▸ Task material:
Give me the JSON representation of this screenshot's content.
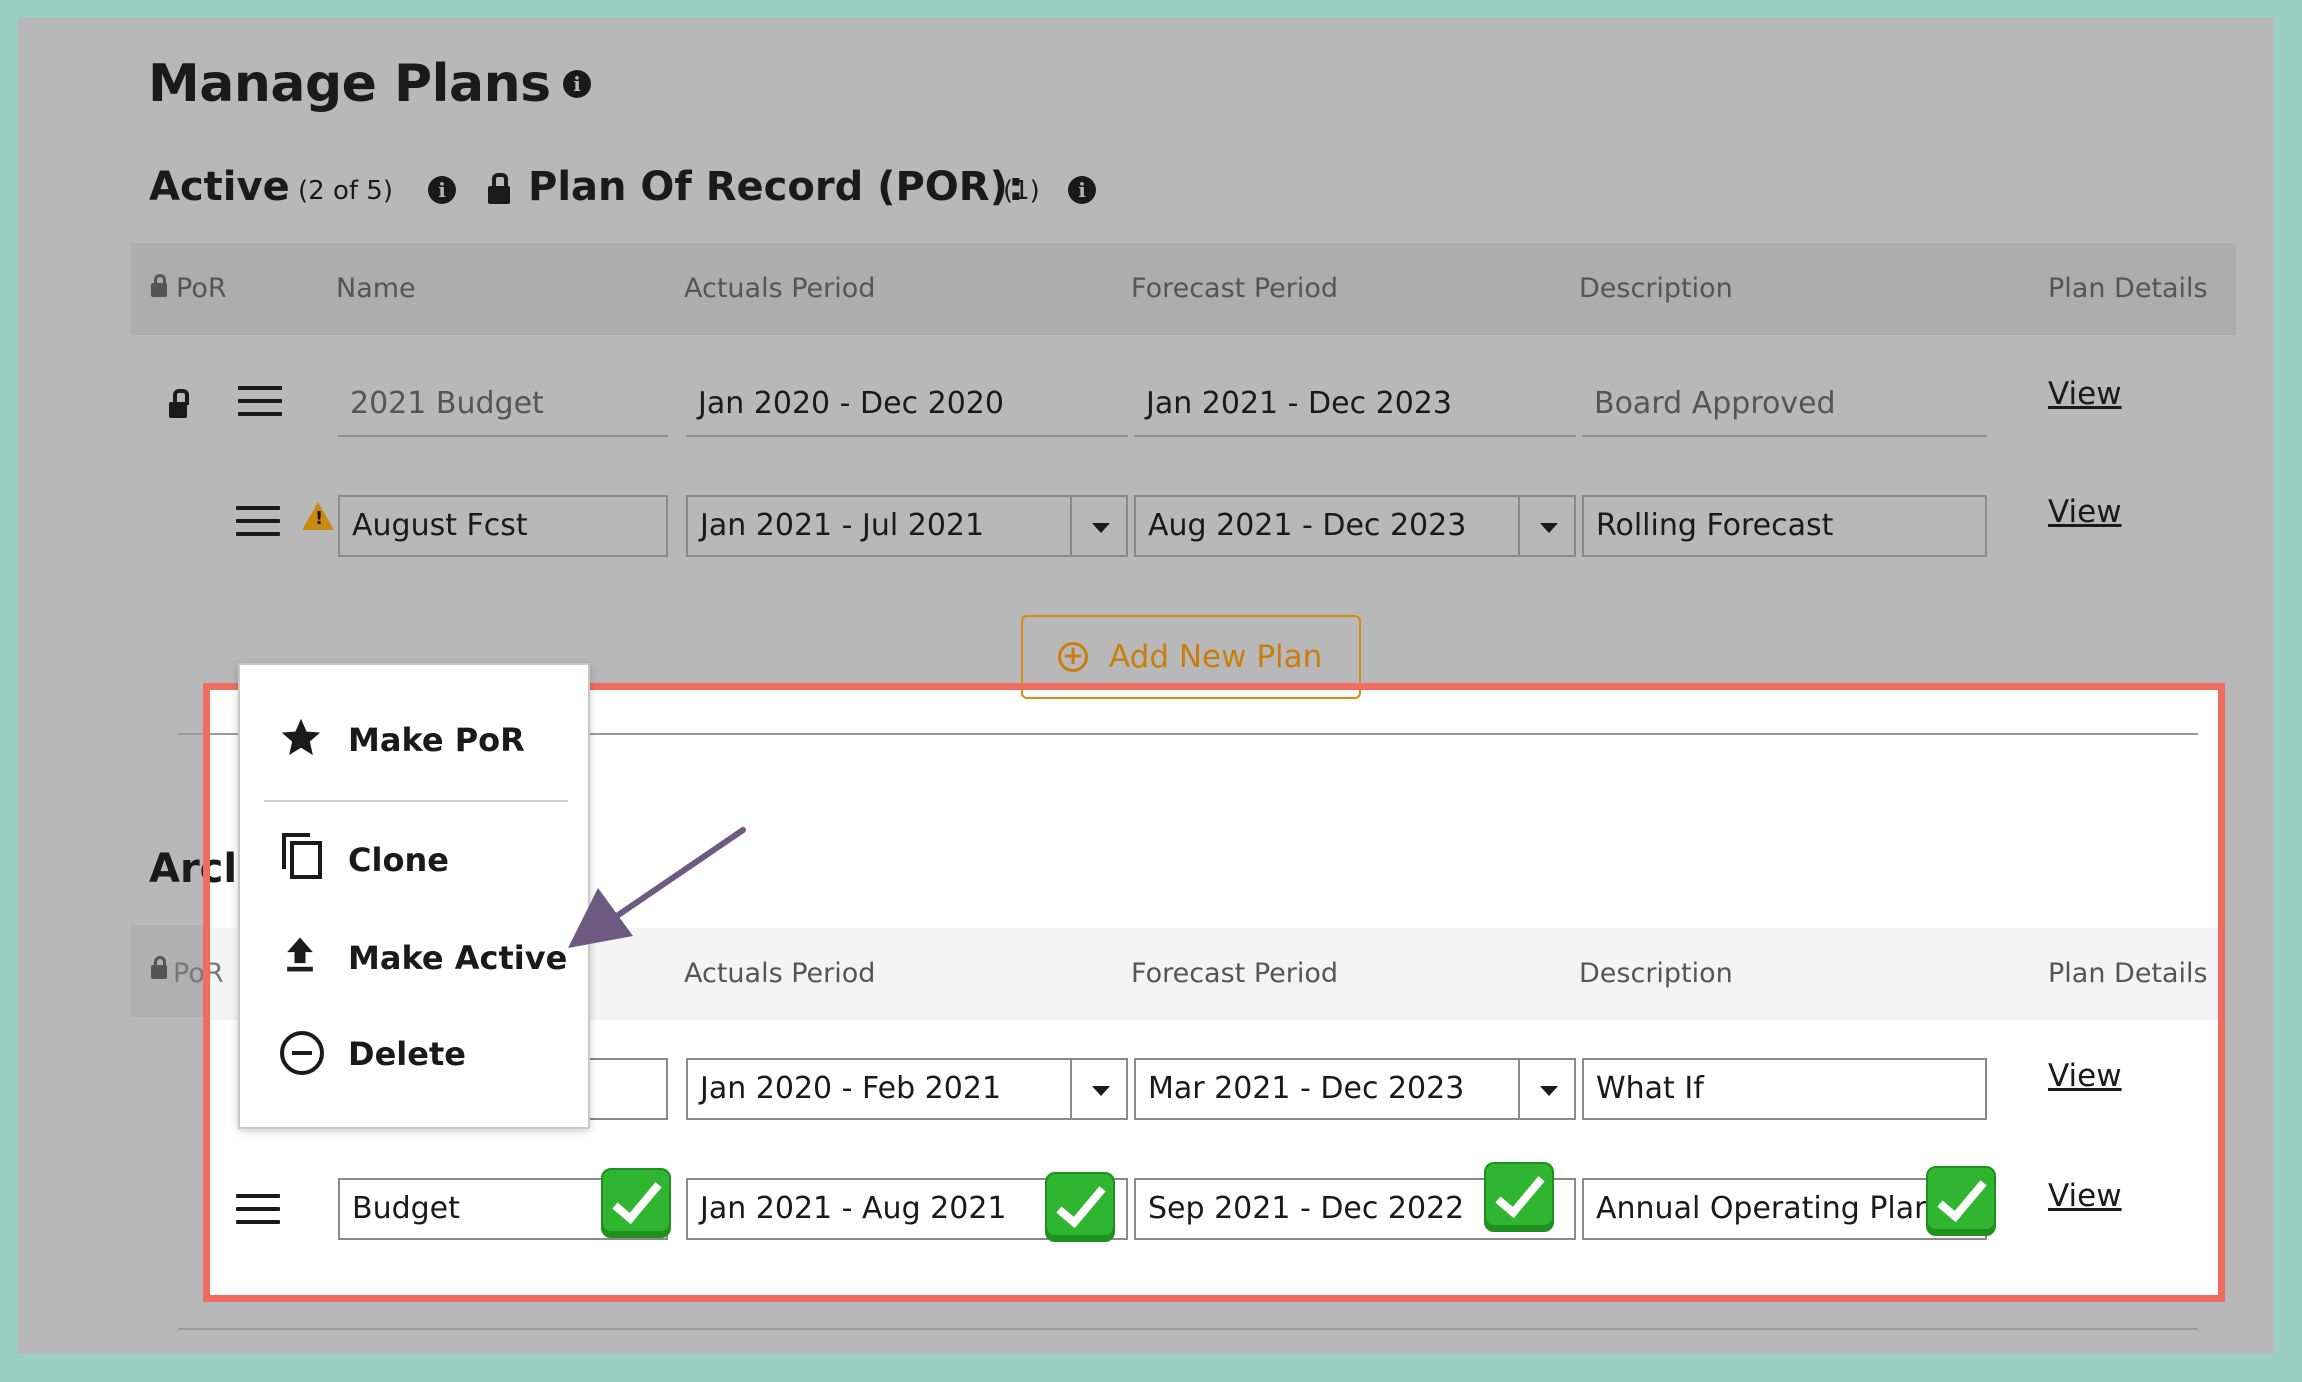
{
  "page": {
    "title": "Manage Plans"
  },
  "active": {
    "heading": "Active",
    "count": "(2 of 5)",
    "por_heading": "Plan Of Record (POR):",
    "por_count": "(1)"
  },
  "columns": {
    "por": "PoR",
    "name": "Name",
    "actuals": "Actuals Period",
    "forecast": "Forecast Period",
    "description": "Description",
    "details": "Plan Details"
  },
  "active_rows": [
    {
      "name": "2021 Budget",
      "actuals": "Jan 2020 - Dec 2020",
      "forecast": "Jan 2021 - Dec 2023",
      "description": "Board Approved",
      "link": "View"
    },
    {
      "name": "August Fcst",
      "actuals": "Jan 2021 - Jul 2021",
      "forecast": "Aug 2021 - Dec 2023",
      "description": "Rolling Forecast",
      "link": "View"
    }
  ],
  "add_button": "Add New Plan",
  "archived": {
    "heading_partial": "Arcl"
  },
  "archived_rows": [
    {
      "name": "",
      "actuals": "Jan 2020 - Feb 2021",
      "forecast": "Mar 2021 - Dec 2023",
      "description": "What If",
      "link": "View"
    },
    {
      "name": "Budget",
      "actuals": "Jan 2021 - Aug 2021",
      "forecast": "Sep 2021 - Dec 2022",
      "description": "Annual Operating Plan",
      "link": "View"
    }
  ],
  "context_menu": {
    "make_por": "Make PoR",
    "clone": "Clone",
    "make_active": "Make Active",
    "delete": "Delete"
  },
  "colors": {
    "highlight": "#ee6d5f",
    "accent": "#c87e0e",
    "arrow": "#6e5a80",
    "check": "#2fb52f"
  }
}
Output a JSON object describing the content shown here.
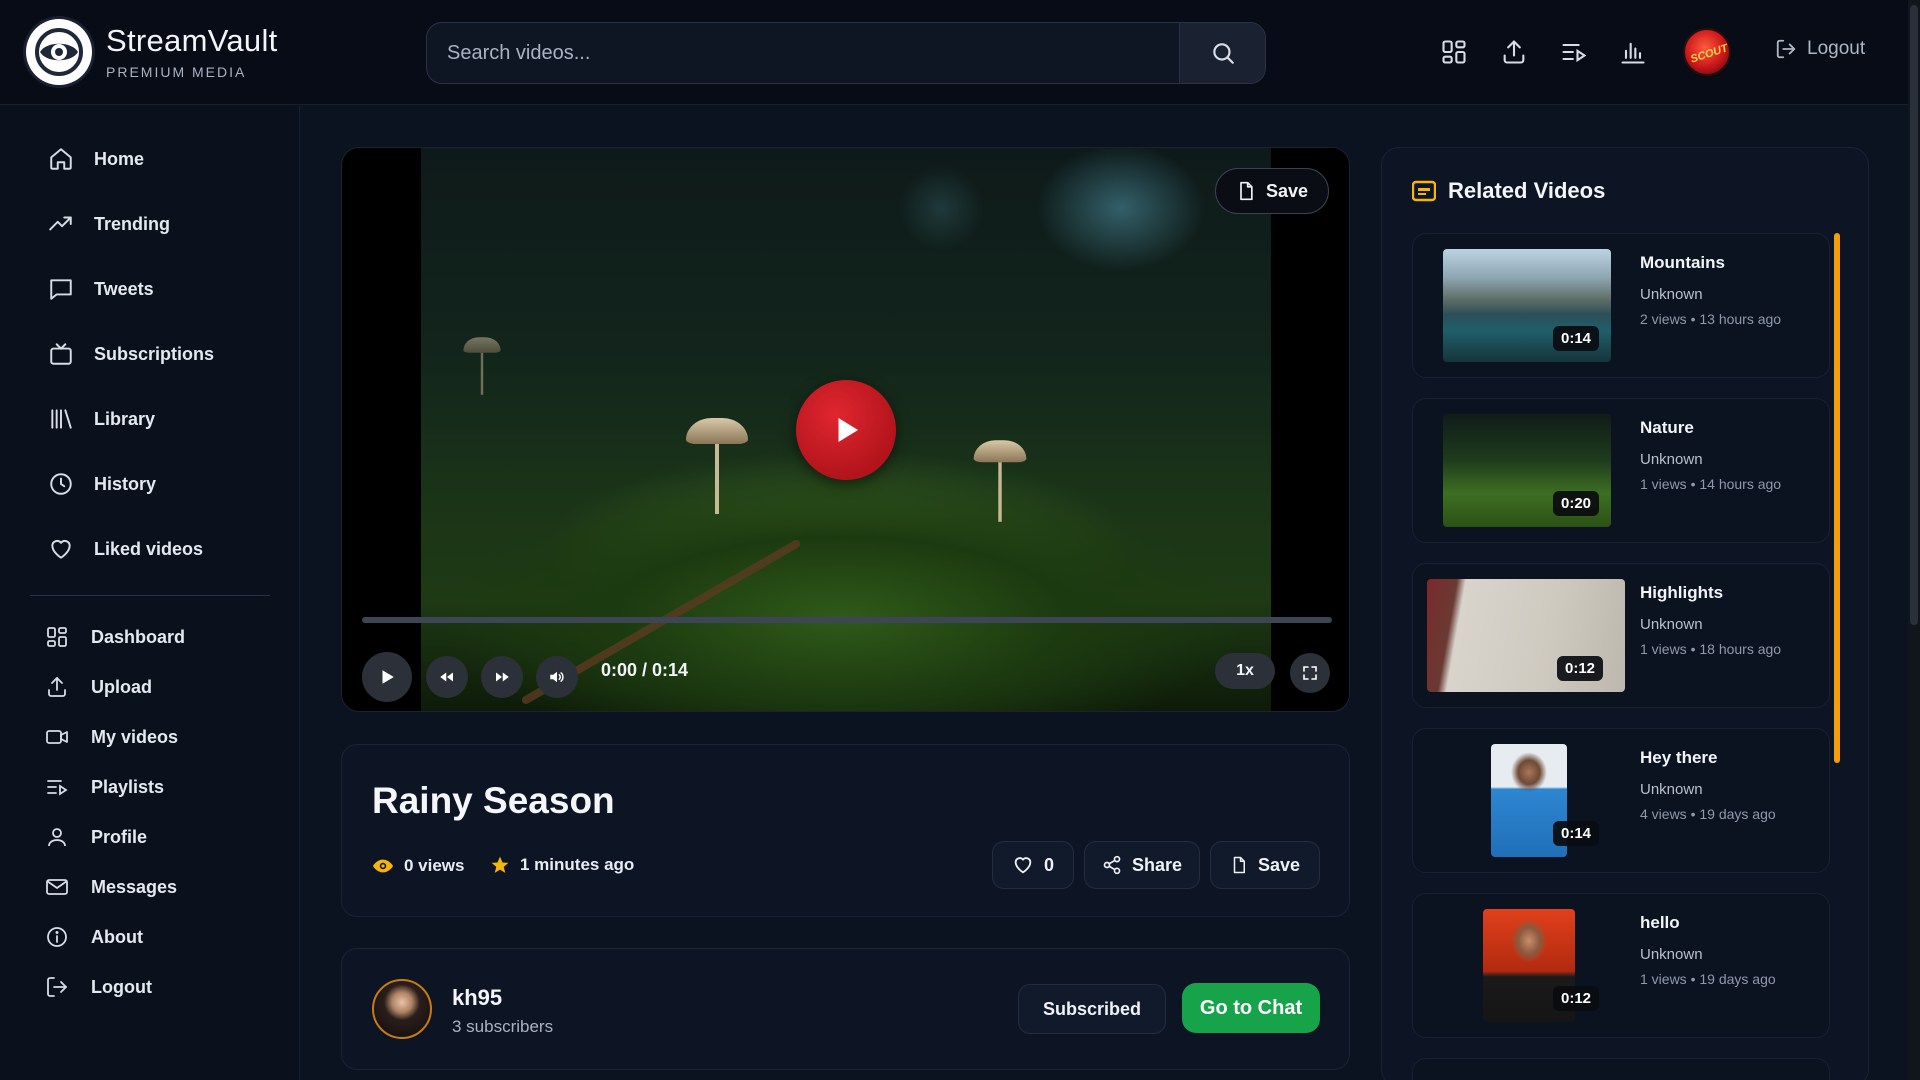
{
  "brand": {
    "name": "StreamVault",
    "tagline": "PREMIUM MEDIA"
  },
  "search": {
    "placeholder": "Search videos..."
  },
  "header": {
    "logout_label": "Logout"
  },
  "sidebar": {
    "primary": [
      {
        "label": "Home",
        "icon": "home-icon"
      },
      {
        "label": "Trending",
        "icon": "trending-icon"
      },
      {
        "label": "Tweets",
        "icon": "chat-icon"
      },
      {
        "label": "Subscriptions",
        "icon": "tv-icon"
      },
      {
        "label": "Library",
        "icon": "library-icon"
      },
      {
        "label": "History",
        "icon": "clock-icon"
      },
      {
        "label": "Liked videos",
        "icon": "heart-icon"
      }
    ],
    "secondary": [
      {
        "label": "Dashboard",
        "icon": "dashboard-icon"
      },
      {
        "label": "Upload",
        "icon": "upload-icon"
      },
      {
        "label": "My videos",
        "icon": "video-camera-icon"
      },
      {
        "label": "Playlists",
        "icon": "playlist-icon"
      },
      {
        "label": "Profile",
        "icon": "user-icon"
      },
      {
        "label": "Messages",
        "icon": "mail-icon"
      },
      {
        "label": "About",
        "icon": "info-icon"
      },
      {
        "label": "Logout",
        "icon": "logout-icon"
      }
    ]
  },
  "player": {
    "save_label": "Save",
    "time": "0:00 / 0:14",
    "speed": "1x",
    "progress": 0
  },
  "video": {
    "title": "Rainy Season",
    "views": "0 views",
    "uploaded": "1 minutes ago",
    "likes": "0",
    "share_label": "Share",
    "save_label": "Save"
  },
  "channel": {
    "name": "kh95",
    "subscribers": "3 subscribers",
    "subscribed_label": "Subscribed",
    "chat_label": "Go to Chat"
  },
  "related": {
    "heading": "Related Videos",
    "items": [
      {
        "title": "Mountains",
        "channel": "Unknown",
        "meta": "2 views  •  13 hours ago",
        "duration": "0:14"
      },
      {
        "title": "Nature",
        "channel": "Unknown",
        "meta": "1 views  •  14 hours ago",
        "duration": "0:20"
      },
      {
        "title": "Highlights",
        "channel": "Unknown",
        "meta": "1 views  •  18 hours ago",
        "duration": "0:12"
      },
      {
        "title": "Hey there",
        "channel": "Unknown",
        "meta": "4 views  •  19 days ago",
        "duration": "0:14"
      },
      {
        "title": "hello",
        "channel": "Unknown",
        "meta": "1 views  •  19 days ago",
        "duration": "0:12"
      }
    ]
  },
  "colors": {
    "accent": "#e0262f",
    "chat": "#16a34a",
    "highlight": "#f59e0b"
  }
}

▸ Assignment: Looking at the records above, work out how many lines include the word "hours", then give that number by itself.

▸ Response to this exercise: 3